Pitney Farm is a multi-faceted, historical gem. From 1722 until 2013, Pitney Farm was home to 11 generations of the Pitney family. Until purchased by Mendham Township, the Pitney homestead was the only residence in the Township to remain in one family since being built.
The original tract contained 196 acres of land which were later owned and expanded by Jonathan’s brother James.
The farm must have done well under James’ care, for in 1779 an additional 150 acres of land were acquired by James and his son, Mahlon. A distillery and an iron forge were added to the property at that time.

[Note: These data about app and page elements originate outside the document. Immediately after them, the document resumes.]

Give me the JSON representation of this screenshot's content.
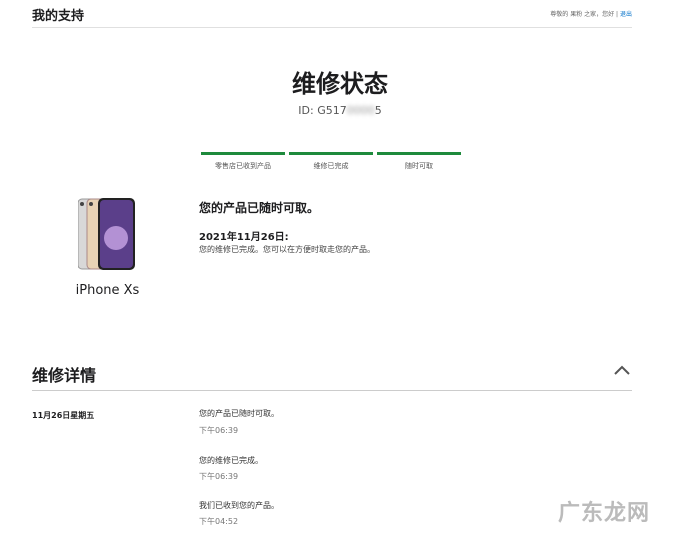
{
  "header": {
    "brand": "我的支持",
    "greeting": "尊敬的 果粉 之家，您好",
    "separator": "|",
    "logout": "退出"
  },
  "repair": {
    "title": "维修状态",
    "id_label": "ID: G517",
    "id_masked": "0000",
    "id_suffix": "5",
    "steps": [
      {
        "label": "零售店已收到产品"
      },
      {
        "label": "维修已完成"
      },
      {
        "label": "随时可取"
      }
    ],
    "progress_completed_steps": 3,
    "product": "iPhone Xs",
    "status_headline": "您的产品已随时可取。",
    "status_date": "2021年11月26日:",
    "status_text": "您的维修已完成。您可以在方便时取走您的产品。"
  },
  "details": {
    "title": "维修详情",
    "date": "11月26日星期五",
    "events": [
      {
        "text": "您的产品已随时可取。",
        "time": "下午06:39"
      },
      {
        "text": "您的维修已完成。",
        "time": "下午06:39"
      },
      {
        "text": "我们已收到您的产品。",
        "time": "下午04:52"
      }
    ]
  },
  "watermark": "广东龙网"
}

By the mid-1800s, the pre-Revolutionary house had expanded to three stories with a two-story extension and had six rooms. A painting by Edward Kranich of the farm as it looked in 1854 shows the house, gardens, farm buildings and open space, very much as they look today. In the 1890s, when John O.H. Pitney and his wealthy bride Roberta Ballantine lived in Morristown, a farmer lived in the original homestead. In 1925, however, John and Roberta decided to use the farm as their summer home.
With its gracious living and dining rooms and many architectural features and detailing, this Colonial home with Federal and Victorian additions, was transformed in the 1920s and 1930s into a summer home fit for a prominent family. The rear kitchen extension with rooms above was added, along with the introduction of a sun porch to the west with a room above.

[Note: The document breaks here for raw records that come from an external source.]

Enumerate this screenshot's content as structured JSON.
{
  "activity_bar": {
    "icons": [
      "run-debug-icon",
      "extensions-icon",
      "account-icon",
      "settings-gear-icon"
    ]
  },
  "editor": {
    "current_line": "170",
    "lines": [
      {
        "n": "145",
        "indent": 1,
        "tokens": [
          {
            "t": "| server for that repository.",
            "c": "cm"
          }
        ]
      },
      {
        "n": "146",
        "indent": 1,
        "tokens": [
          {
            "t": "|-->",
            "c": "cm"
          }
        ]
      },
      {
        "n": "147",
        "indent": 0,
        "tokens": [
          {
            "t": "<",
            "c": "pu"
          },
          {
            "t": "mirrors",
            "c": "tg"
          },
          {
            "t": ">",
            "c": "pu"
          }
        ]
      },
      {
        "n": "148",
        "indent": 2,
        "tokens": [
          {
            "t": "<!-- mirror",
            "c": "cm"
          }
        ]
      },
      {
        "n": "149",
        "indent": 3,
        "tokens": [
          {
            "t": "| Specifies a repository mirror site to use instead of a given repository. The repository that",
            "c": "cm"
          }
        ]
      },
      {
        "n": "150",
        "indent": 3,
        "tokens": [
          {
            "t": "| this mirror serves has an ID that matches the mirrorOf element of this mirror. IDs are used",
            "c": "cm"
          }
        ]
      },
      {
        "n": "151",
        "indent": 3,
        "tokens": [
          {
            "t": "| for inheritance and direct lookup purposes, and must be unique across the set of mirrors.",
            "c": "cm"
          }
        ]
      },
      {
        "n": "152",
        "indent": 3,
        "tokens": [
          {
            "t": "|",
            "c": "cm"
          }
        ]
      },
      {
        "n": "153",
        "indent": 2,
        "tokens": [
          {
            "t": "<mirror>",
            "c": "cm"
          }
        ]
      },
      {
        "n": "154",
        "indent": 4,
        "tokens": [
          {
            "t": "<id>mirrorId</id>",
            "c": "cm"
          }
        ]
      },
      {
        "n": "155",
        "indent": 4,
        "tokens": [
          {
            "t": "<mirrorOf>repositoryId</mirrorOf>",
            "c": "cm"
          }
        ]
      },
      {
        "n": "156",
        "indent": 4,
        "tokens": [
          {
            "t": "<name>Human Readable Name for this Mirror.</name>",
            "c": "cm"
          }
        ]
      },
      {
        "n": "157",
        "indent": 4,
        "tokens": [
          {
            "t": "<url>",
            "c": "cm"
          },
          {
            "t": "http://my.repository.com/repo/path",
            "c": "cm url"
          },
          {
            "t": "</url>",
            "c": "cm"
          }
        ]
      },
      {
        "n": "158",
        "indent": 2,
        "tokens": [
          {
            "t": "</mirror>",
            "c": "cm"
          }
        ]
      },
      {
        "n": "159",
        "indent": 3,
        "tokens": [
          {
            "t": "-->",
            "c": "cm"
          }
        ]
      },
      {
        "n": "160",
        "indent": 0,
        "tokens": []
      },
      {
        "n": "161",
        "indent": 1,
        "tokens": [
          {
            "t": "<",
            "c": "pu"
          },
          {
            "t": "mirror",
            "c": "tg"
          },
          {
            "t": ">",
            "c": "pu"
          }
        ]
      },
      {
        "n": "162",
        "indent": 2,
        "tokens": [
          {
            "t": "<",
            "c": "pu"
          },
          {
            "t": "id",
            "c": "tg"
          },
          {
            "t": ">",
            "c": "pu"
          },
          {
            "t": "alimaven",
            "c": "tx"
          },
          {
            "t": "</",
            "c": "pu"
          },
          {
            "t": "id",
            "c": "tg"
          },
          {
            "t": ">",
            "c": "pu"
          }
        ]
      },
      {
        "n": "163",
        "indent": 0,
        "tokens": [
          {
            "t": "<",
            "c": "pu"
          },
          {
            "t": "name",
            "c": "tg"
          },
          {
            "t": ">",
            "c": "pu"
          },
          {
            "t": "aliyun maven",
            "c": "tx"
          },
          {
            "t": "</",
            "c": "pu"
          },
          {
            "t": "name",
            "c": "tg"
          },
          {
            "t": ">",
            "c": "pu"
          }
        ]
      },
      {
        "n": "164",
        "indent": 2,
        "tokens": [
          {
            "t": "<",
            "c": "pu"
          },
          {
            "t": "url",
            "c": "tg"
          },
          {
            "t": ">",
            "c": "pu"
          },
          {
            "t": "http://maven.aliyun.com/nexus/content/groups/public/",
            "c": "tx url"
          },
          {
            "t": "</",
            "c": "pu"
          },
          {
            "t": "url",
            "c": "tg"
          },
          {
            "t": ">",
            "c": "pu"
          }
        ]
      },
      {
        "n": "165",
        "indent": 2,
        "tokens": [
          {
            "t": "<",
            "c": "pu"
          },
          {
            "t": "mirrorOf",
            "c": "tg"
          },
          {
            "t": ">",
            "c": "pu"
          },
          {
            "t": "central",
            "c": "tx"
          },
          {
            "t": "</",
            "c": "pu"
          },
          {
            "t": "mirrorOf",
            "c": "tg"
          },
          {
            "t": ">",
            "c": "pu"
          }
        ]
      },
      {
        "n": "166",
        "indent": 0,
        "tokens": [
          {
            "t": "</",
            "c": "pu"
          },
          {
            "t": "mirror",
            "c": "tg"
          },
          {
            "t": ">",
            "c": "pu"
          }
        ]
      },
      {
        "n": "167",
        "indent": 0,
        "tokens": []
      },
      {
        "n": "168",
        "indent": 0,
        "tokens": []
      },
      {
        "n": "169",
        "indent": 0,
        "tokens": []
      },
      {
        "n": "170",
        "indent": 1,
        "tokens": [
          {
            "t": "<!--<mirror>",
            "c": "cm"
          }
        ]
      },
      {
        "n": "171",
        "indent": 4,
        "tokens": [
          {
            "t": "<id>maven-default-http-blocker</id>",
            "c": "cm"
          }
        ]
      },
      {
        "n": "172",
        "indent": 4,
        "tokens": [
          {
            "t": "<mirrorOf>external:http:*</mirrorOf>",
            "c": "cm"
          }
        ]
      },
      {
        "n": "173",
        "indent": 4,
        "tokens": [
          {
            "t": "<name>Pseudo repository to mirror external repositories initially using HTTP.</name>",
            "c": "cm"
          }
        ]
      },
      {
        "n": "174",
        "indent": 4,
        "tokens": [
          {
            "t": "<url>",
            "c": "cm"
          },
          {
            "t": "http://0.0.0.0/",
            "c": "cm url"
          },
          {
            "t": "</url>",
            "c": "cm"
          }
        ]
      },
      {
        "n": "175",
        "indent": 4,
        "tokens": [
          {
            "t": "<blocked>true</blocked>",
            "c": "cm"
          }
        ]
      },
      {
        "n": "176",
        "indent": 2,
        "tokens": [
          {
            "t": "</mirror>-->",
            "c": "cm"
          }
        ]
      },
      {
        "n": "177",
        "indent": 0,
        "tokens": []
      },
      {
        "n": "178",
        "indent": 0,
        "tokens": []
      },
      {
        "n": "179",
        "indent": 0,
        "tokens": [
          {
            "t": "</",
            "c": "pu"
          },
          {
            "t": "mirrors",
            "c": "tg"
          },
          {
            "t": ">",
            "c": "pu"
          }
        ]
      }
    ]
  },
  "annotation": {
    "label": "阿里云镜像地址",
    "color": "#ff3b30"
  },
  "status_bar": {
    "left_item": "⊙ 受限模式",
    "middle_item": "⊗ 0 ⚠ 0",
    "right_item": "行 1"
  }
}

By 1935 an imposing music room was added at the rear of the main house, comfortably seating 125. In the 1960s additional renovations, including a 5-bay garage, were carried out, bringing the square footage of the house to 11,800. The second and third floors contain 9 bedrooms. A studio was added to the rear of the house during the 1970’s for the use of artist James Duncan Pitney. From 2012-2014 is was used by Tjelda vander Meijden, artist‐in‐residence. A breezeway connects the five car garage (2850 sq. ft.) to the house. Lastly, a side/rear space in the building is a rented apartment. Presently, there are four detached dwellings or cottages on the property. The Chauffeur’s or Boy’s Cottage is the largest. It is a 2.5 story building of approximately 2200 sq.ft, located astride the entrance driveway. The remaining two dwellings, the Ice House and Farmer’s Cottage, are smaller and scattered within the building complexes. There are three barns on the property. The Cow Barn, the largest and most dominant building on the property, is in two sections. The larger section contains three stories and has a footprint of 3,200 sq. ft. The attached second section is two stories and measures 1825 sq. ft. per floor. The survey of the property shows three additional and smaller barns containing a total of 3,860 sq. ft.
They function today as garage and storage buildings. Near the modern additions to the main house stand an old woodshed and stone house which may have been used to keep milk cool. Pitney Farm had long been involved in dairying until James Duncan Pitney ceased the dairy operations in 1960. At the time,there were 50 head of cattle, most of which were Golden Guernsey. Crops were rotated in a four year cycle of corn, oats, wheat and a year of pasturage to regenerate.